__Exercise__.
Each line of the entries that mentions the string "cardboard" needs to be reported.

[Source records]
□ □ □ □ □
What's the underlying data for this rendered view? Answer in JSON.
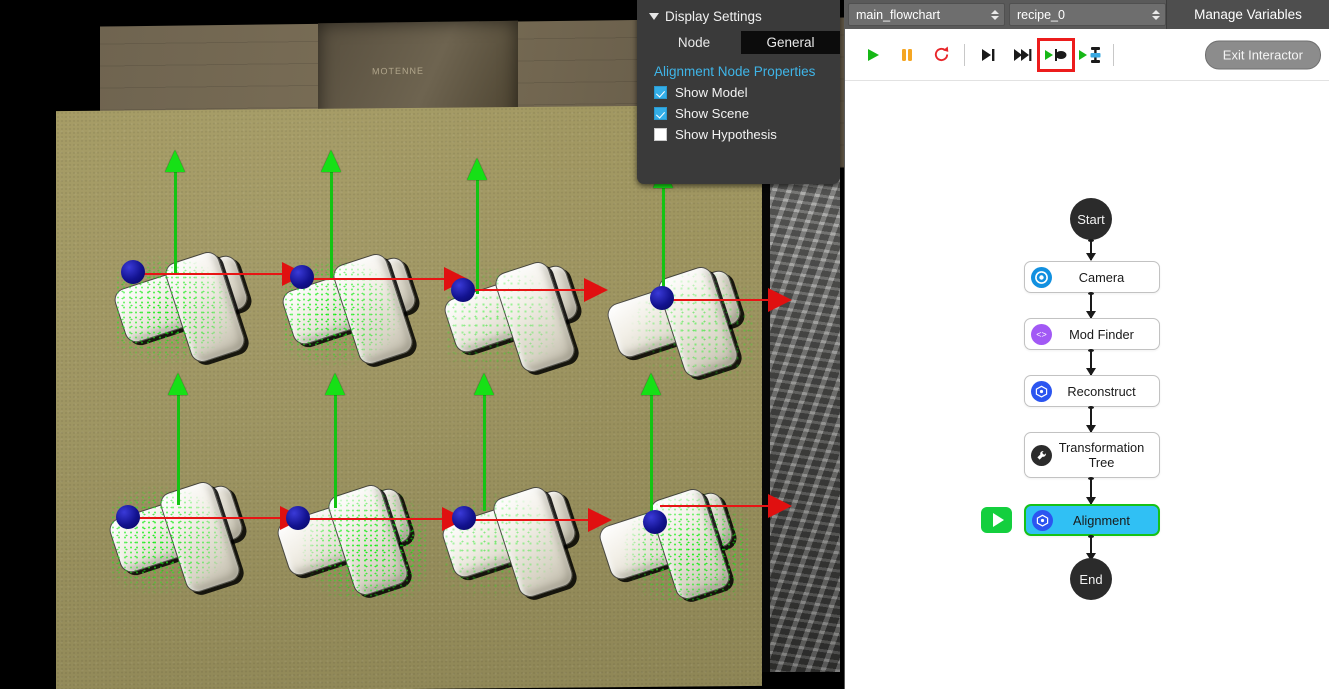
{
  "viewport": {
    "name": "3d-scene-viewport",
    "scene_description": "3D point-cloud scene of eight white PVC tee pipe fittings on cardboard with aligned model overlays",
    "overlay_colors": {
      "model_points": "#16e016",
      "z_axis_arrow": "#16e016",
      "x_axis_arrow": "#e01010",
      "origin_marker": "#12128f",
      "background": "#000000",
      "cardboard": "#9d9460"
    },
    "crate_label": "MOTENNE",
    "pose_count": 8
  },
  "display_settings": {
    "title": "Display Settings",
    "collapse_icon": "chevron-down-icon",
    "tabs": [
      {
        "label": "Node",
        "selected": false
      },
      {
        "label": "General",
        "selected": true
      }
    ],
    "properties_heading": "Alignment Node Properties",
    "heading_color": "#3fb5e8",
    "checkboxes": [
      {
        "label": "Show Model",
        "checked": true
      },
      {
        "label": "Show Scene",
        "checked": true
      },
      {
        "label": "Show Hypothesis",
        "checked": false
      }
    ]
  },
  "selector_bar": {
    "flowchart_select": {
      "value": "main_flowchart"
    },
    "recipe_select": {
      "value": "recipe_0"
    },
    "manage_variables_label": "Manage Variables"
  },
  "run_toolbar": {
    "buttons": [
      {
        "name": "run-button",
        "icon": "play-icon",
        "color": "#16b816",
        "highlighted": false
      },
      {
        "name": "pause-button",
        "icon": "pause-icon",
        "color": "#f5a623",
        "highlighted": false
      },
      {
        "name": "reset-button",
        "icon": "reload-icon",
        "color": "#e8262a",
        "highlighted": false
      },
      {
        "name": "step-button",
        "icon": "step-forward-icon",
        "color": "#1a1a1a",
        "highlighted": false
      },
      {
        "name": "step-over-button",
        "icon": "fast-forward-icon",
        "color": "#1a1a1a",
        "highlighted": false
      },
      {
        "name": "run-to-node-button",
        "icon": "play-to-node-icon",
        "color": "#1a1a1a",
        "highlighted": true
      },
      {
        "name": "run-from-node-button",
        "icon": "play-from-node-icon",
        "color": "#1a1a1a",
        "highlighted": false
      }
    ],
    "highlight_color": "#ec1c1c",
    "exit_interactor_label": "Exit Interactor"
  },
  "flowchart": {
    "start_label": "Start",
    "end_label": "End",
    "nodes": [
      {
        "label": "Camera",
        "icon": "camera-node-icon",
        "icon_color": "#1190e0",
        "selected": false
      },
      {
        "label": "Mod Finder",
        "icon": "mod-finder-node-icon",
        "icon_color": "#a259f5",
        "selected": false
      },
      {
        "label": "Reconstruct",
        "icon": "reconstruct-node-icon",
        "icon_color": "#2b55f0",
        "selected": false
      },
      {
        "label": "Transformation Tree",
        "icon": "transformation-tree-node-icon",
        "icon_color": "#2b2b2b",
        "selected": false
      },
      {
        "label": "Alignment",
        "icon": "alignment-node-icon",
        "icon_color": "#2b55f0",
        "selected": true
      }
    ],
    "selected_node_fill": "#30c0f4",
    "selected_node_border": "#17c217",
    "run_badge": {
      "icon": "play-icon",
      "color": "#14cf3e"
    }
  }
}
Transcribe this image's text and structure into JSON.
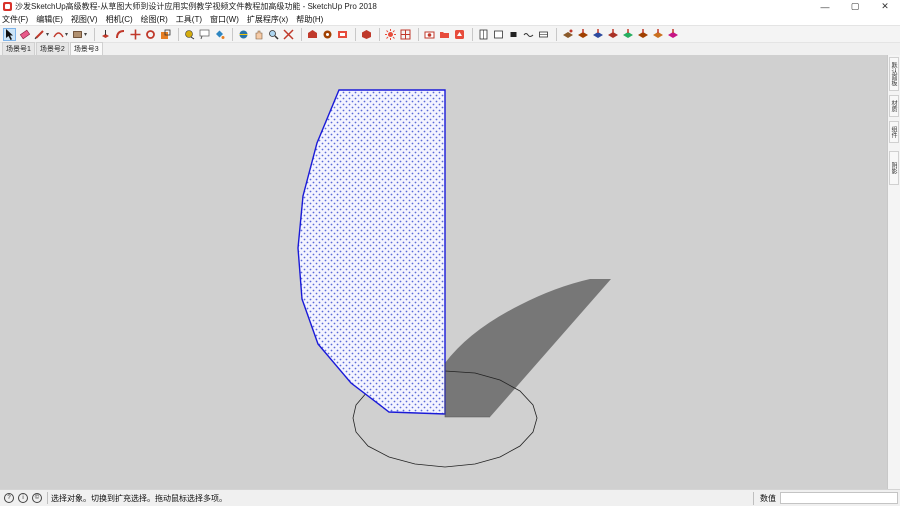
{
  "window": {
    "title": "沙发SketchUp高级教程-从草图大师到设计应用实例教学视频文件教程加高级功能 - SketchUp Pro 2018",
    "minimize": "—",
    "maximize": "▢",
    "close": "✕"
  },
  "menu": [
    "文件(F)",
    "编辑(E)",
    "视图(V)",
    "相机(C)",
    "绘图(R)",
    "工具(T)",
    "窗口(W)",
    "扩展程序(x)",
    "帮助(H)"
  ],
  "toolbar": {
    "icons": [
      "select-icon",
      "eraser-icon",
      "pencil-icon",
      "arc-icon",
      "rectangle-icon",
      "pushpull-icon",
      "follow-me-icon",
      "move-icon",
      "rotate-icon",
      "scale-icon",
      "tape-measure-icon",
      "text-icon",
      "paint-bucket-icon",
      "orbit-icon",
      "pan-icon",
      "zoom-icon",
      "zoom-extents-icon",
      "3d-warehouse-icon",
      "extension-warehouse-icon",
      "layout-icon",
      "component-icon",
      "group-icon",
      "shadow-icon",
      "section-icon",
      "camera-icon",
      "folder-icon",
      "ruby-icon",
      "iso-view-icon",
      "top-view-icon",
      "front-view-icon",
      "right-view-icon",
      "back-view-icon",
      "sandbox-1-icon",
      "sandbox-2-icon",
      "sandbox-3-icon",
      "sandbox-4-icon",
      "sandbox-5-icon",
      "sandbox-6-icon",
      "sandbox-7-icon",
      "sandbox-8-icon"
    ]
  },
  "scenes": [
    "场景号1",
    "场景号2",
    "场景号3"
  ],
  "tray": [
    "默认面板",
    "材质",
    "组件",
    "阴影"
  ],
  "status": {
    "hint": "选择对象。切换到扩充选择。拖动鼠标选择多项。",
    "measure_label": "数值",
    "measure_value": ""
  },
  "colors": {
    "viewport_bg": "#d0d0d0",
    "face_edge": "#1a1ad8",
    "shadow": "#777777",
    "selection_pattern": "#5a6ad8"
  }
}
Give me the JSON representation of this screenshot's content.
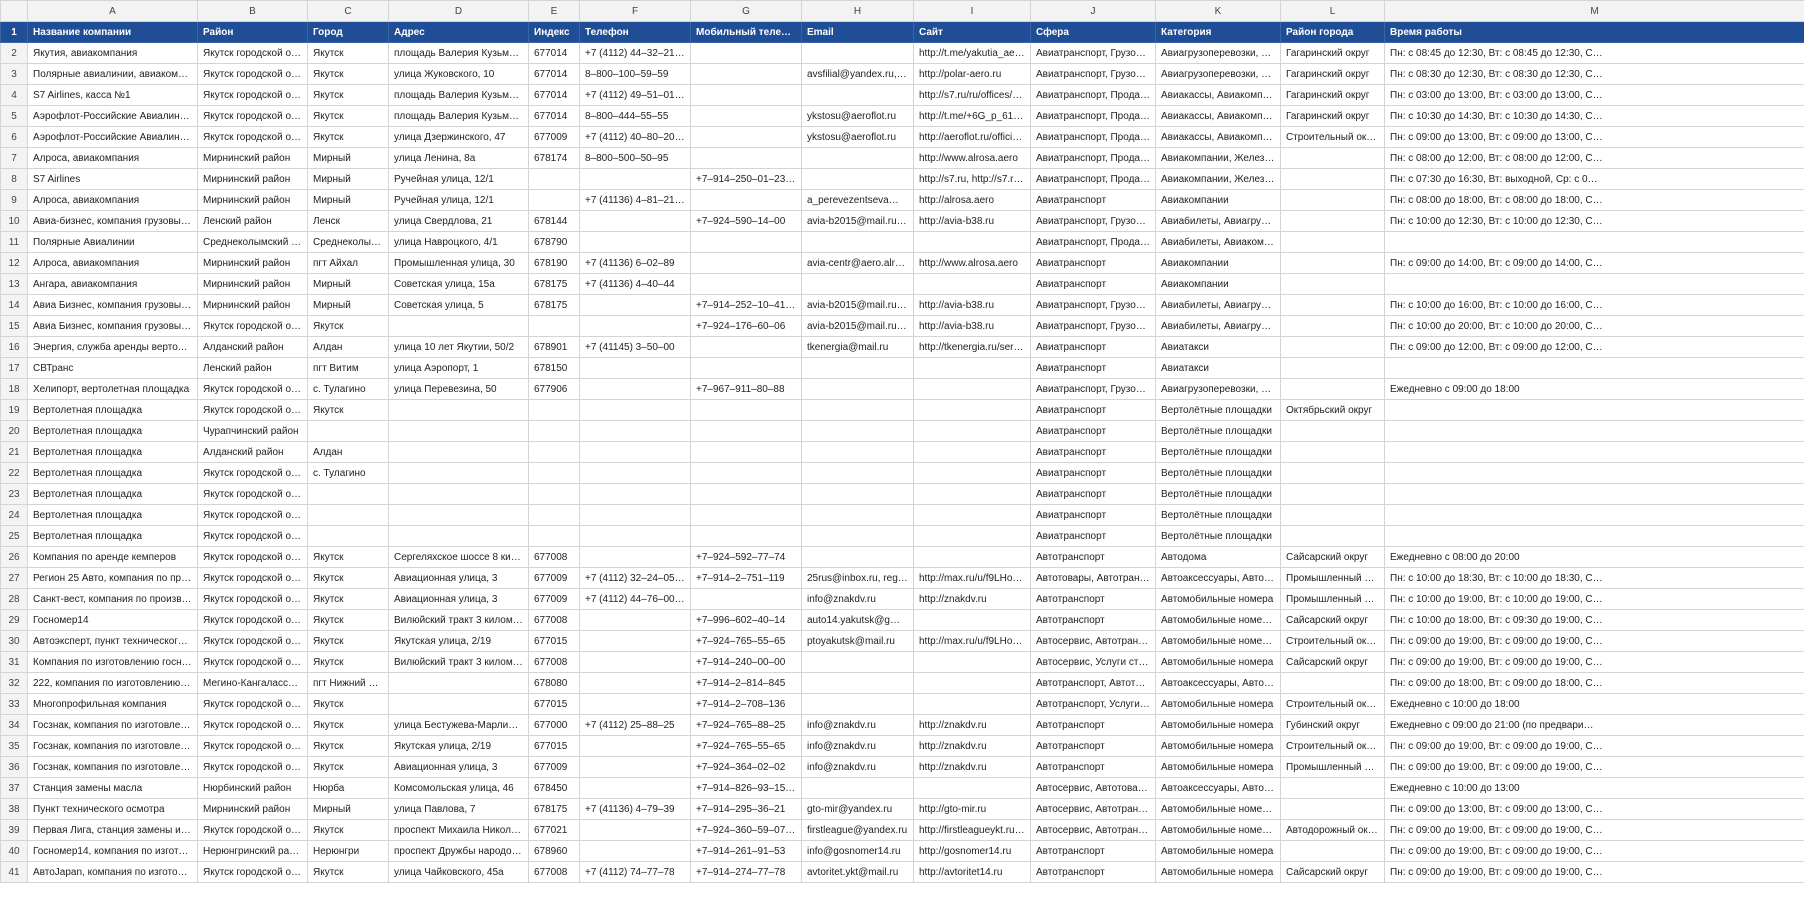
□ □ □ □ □
__Answer section__.
    "scene_description": "3D point-cloud scene of eight white PVC tee pipe fittings on cardboard with aligned model overlays",
      "cardboard": "#9d9460"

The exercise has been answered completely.